Thousands of mourners are praying for the dead men
Protesters torched cars, looted shops and set prisoners free from a jail.
But Palu, where the executions took place, remained calm. Mourners attended church services to pray for the men.
The three men were convicted of masterminding a series of attacks on Muslims in central Sulawesi in 2000 that killed at least 70 people.
A spokesman for the Vatican, which had appealed for clemency, described the executions as a defeat for humanity.
Previously known as Celebes, Sulawesi is Indonesia's fourth largest island
80% of residents are Muslim, while 17% are Christian
A December 1998 brawl in Poso led to months of religious violence in which hundreds died
The human rights organisation Amnesty International also expressed disappointment.
The three men - Fabianus Tibo, Marianus Riwu and Dominggus da Silva - were taken before the firing squad before dawn on Friday morning, according to police officers.
The bodies of Tibo and Riwu were then flown to their home towns, while Da Silva was buried in Palu, the provincial capital.
The attacks the three men were accused of instigating, in Poso, was part of a wave of violence triggered by a brawl between Christian and Muslim gangs in December 1998.
The violence left more than 1,000 people dead. The two sides signed a peace deal in 2002, but there have been sporadic incidents since.
As news of the execution emerged, at least 1,000 mourners packed the main Catholic church in Palu to pray for the three men.

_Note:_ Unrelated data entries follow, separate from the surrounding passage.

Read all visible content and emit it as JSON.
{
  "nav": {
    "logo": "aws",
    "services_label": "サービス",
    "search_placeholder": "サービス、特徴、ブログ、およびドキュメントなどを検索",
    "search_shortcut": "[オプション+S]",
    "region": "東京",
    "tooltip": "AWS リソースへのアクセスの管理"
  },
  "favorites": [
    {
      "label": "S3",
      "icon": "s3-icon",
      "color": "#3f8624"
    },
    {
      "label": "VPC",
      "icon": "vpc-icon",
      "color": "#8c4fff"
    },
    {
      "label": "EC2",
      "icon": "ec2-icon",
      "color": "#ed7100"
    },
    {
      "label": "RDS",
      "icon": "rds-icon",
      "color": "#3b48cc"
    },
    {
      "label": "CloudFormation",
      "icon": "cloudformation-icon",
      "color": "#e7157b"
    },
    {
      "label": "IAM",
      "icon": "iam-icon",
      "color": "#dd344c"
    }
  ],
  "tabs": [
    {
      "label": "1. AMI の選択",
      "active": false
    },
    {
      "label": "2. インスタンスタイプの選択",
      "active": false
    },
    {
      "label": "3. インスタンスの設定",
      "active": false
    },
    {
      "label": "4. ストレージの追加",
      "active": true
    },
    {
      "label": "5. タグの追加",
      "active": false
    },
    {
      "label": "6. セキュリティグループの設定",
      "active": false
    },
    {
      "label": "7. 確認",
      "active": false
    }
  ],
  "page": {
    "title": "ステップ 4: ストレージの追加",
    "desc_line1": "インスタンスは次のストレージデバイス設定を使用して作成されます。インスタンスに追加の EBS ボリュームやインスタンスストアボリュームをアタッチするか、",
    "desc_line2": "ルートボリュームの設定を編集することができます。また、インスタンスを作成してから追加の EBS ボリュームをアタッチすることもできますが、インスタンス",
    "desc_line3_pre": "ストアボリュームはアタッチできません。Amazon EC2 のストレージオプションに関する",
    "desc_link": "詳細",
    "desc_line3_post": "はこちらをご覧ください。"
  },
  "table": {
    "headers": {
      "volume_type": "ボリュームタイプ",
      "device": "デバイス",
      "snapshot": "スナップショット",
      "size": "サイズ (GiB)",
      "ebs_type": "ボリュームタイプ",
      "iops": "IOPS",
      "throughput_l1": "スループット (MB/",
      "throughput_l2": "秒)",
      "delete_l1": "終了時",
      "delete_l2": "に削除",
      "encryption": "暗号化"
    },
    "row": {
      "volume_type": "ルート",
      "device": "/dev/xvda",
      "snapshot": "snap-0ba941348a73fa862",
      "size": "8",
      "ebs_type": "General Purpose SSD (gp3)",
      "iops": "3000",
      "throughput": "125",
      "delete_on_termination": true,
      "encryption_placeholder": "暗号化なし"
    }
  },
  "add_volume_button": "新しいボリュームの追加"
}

Rioting broke out elsewhere, including on the island of Flores, the men's birthplace, and in Tibo and Riwu's Sulawesi villages as well as in Poso.
The worst violence broke out in the Christian-dominated town of Atambua in West Timor, where Da Silva was from.

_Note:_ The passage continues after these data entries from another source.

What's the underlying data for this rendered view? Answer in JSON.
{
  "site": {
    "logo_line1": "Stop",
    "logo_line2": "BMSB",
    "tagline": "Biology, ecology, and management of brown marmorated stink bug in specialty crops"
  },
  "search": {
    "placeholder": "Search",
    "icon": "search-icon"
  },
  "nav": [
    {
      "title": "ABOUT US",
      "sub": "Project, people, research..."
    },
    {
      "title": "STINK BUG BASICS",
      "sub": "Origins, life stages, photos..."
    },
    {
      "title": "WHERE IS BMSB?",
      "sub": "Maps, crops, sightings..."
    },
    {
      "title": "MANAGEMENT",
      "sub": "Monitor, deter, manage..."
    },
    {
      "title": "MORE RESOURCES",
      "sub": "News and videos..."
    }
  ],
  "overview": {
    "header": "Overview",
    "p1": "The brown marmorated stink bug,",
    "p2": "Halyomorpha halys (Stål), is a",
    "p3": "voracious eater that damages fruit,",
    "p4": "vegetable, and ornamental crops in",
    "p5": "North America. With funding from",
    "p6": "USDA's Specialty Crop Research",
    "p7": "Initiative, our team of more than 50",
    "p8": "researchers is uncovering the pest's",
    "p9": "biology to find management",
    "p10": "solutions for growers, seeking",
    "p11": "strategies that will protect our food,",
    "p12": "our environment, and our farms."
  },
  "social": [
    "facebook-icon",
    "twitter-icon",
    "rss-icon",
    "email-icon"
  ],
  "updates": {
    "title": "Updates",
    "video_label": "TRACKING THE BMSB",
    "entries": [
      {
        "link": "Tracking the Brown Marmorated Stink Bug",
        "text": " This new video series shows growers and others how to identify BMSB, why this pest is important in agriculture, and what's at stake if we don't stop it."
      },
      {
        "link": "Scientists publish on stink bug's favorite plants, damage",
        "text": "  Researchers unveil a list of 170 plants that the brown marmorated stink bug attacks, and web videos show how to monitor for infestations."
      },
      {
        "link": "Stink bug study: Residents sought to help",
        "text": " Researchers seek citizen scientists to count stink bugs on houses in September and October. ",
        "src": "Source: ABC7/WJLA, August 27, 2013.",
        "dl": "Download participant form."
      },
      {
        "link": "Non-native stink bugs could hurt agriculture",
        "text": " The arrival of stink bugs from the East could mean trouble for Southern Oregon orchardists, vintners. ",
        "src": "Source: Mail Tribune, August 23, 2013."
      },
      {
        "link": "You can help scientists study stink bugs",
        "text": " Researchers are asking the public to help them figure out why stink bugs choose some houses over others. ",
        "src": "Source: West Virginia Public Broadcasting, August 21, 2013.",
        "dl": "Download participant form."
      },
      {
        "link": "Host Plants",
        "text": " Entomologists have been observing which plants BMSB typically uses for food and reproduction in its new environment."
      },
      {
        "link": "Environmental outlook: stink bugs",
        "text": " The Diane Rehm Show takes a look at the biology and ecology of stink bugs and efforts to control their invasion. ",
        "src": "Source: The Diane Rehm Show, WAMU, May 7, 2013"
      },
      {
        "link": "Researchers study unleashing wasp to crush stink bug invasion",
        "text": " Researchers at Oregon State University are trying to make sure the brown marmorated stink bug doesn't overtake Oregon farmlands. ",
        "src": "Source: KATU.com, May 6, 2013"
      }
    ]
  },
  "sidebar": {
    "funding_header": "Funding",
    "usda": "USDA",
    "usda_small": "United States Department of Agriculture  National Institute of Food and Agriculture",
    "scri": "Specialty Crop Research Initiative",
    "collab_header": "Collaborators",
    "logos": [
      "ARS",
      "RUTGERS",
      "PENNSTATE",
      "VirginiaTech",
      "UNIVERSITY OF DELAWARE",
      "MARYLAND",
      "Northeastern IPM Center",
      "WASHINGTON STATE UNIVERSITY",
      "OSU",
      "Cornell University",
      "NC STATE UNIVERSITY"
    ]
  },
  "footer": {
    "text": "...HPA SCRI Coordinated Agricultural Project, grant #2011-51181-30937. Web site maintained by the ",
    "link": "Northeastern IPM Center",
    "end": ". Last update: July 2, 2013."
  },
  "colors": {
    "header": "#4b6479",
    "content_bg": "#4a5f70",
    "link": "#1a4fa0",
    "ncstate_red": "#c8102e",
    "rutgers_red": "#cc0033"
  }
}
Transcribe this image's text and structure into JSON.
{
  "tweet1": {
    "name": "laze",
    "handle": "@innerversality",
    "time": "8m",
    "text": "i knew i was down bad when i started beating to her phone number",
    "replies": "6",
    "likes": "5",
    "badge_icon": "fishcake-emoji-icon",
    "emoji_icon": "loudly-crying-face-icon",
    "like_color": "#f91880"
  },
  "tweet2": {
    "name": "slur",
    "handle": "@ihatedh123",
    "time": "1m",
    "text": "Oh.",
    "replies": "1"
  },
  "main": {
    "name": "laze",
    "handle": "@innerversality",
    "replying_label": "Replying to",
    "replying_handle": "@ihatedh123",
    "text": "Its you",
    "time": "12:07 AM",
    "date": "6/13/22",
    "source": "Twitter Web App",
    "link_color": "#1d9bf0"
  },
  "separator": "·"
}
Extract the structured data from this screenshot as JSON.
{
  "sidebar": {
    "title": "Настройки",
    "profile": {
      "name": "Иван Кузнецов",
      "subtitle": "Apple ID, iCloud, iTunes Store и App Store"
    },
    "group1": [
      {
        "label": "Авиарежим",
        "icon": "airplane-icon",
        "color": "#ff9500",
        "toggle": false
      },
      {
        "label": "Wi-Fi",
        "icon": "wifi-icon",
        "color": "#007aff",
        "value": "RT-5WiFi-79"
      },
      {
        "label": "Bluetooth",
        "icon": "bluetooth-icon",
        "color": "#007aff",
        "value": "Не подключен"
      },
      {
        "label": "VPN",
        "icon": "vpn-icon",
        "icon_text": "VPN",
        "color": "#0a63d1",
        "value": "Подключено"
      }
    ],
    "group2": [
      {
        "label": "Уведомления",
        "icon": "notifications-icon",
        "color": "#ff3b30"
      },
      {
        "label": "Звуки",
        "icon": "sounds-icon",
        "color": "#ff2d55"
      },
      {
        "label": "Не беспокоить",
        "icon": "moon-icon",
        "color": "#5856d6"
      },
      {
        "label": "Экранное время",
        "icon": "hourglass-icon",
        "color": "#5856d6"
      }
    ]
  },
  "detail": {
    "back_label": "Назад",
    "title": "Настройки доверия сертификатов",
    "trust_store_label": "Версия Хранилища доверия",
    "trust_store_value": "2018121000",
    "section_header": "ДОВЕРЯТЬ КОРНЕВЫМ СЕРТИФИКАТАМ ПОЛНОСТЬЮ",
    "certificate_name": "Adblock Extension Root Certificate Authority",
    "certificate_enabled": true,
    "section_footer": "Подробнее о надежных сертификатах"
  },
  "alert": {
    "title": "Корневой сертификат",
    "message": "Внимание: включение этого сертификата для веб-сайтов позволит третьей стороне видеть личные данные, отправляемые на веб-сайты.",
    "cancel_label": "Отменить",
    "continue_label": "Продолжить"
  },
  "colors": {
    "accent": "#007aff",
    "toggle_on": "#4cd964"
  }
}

At least 1,000 people took to the streets, throwing stones and looting shops.
Rioters damaged the state prosecutor's office and broke into the jail, freeing some 200 inmates. Only 20 prisoners had so far returned, police said.
One Catholic priest in Atambua told the AFP news agency he and three colleagues had managed to placate the rioters and they were now heading home.

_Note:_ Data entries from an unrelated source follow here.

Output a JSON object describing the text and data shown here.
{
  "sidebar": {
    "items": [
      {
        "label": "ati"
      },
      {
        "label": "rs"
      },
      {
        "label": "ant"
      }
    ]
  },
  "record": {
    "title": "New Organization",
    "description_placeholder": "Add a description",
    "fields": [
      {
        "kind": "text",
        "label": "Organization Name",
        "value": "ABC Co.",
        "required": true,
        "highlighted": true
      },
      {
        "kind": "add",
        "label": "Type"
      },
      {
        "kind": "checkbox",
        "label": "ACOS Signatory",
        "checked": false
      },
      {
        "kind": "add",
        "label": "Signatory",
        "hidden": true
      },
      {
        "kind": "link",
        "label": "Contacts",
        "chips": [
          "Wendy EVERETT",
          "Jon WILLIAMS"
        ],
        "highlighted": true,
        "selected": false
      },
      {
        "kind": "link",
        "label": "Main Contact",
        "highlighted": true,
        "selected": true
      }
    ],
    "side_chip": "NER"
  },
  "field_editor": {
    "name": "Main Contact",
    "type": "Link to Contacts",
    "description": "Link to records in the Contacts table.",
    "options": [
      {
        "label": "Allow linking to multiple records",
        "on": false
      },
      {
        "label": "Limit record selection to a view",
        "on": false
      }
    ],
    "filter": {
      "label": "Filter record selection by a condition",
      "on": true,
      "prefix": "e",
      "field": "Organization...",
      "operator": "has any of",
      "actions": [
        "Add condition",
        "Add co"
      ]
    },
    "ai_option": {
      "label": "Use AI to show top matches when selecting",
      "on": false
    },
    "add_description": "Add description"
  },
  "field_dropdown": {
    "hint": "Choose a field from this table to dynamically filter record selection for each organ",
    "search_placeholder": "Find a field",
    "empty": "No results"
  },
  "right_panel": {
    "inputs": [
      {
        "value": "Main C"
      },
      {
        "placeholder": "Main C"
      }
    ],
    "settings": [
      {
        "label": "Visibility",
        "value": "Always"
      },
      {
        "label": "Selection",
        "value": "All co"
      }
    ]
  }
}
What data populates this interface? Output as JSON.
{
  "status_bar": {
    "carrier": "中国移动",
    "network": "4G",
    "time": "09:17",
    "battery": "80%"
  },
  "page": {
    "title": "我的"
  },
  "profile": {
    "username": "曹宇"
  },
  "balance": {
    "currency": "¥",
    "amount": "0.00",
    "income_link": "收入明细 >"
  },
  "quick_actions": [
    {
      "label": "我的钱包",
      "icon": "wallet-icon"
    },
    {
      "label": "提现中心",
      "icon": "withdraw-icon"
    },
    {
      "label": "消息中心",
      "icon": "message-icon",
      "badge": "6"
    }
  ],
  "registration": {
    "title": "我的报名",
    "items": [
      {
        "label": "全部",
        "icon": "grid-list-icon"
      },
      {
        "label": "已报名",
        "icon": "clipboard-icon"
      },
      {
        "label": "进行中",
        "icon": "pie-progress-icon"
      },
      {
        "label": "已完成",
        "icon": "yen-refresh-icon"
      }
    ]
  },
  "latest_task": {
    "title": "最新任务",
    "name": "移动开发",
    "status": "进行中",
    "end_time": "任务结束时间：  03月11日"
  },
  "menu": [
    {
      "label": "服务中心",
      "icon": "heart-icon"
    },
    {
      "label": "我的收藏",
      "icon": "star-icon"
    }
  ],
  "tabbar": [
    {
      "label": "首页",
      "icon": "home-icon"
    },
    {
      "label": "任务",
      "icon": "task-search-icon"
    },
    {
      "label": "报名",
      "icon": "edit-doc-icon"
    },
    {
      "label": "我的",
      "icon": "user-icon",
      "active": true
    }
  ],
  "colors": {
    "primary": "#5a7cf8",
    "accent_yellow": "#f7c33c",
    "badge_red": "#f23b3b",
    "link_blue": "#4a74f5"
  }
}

National deputy police chief Adang Daradjatun stressed that the violence was being directed at the authorities, not at Muslims, and Indonesia was not witnessing a resurgence of the religious conflict of six years ago.
The case against the men has raised questions in Indonesia about the different sentences handed down to Christians and Muslims.
Few Muslims were ever punished for the violence in Sulawesi, and none to more than 15 years in jail.
The executions have highlighted the religious divide
Human rights workers also claim that while it was possible the three men took part in some of the violence in 2000, they were almost certainly not the masterminds.
The executions had been due to take place last month, but the three men were given a reprieve after a plea for clemency from Pope Benedict XVI, and demonstrations by thousands of Christians.
Despite government denials, many Indonesians connect the timing of the men's deaths with the planned execution of three Muslim militants for their part in the 2002 Bali nightclub bombings, that killed more than 200 people.
These men were also given a reprieve last month, and are now filing final appeals for clemency.
Indonesia is home to the world's largest number of Muslims. But in various eastern areas of the country, such as parts of Sulawesi, Christian and Muslim populations are roughly equal.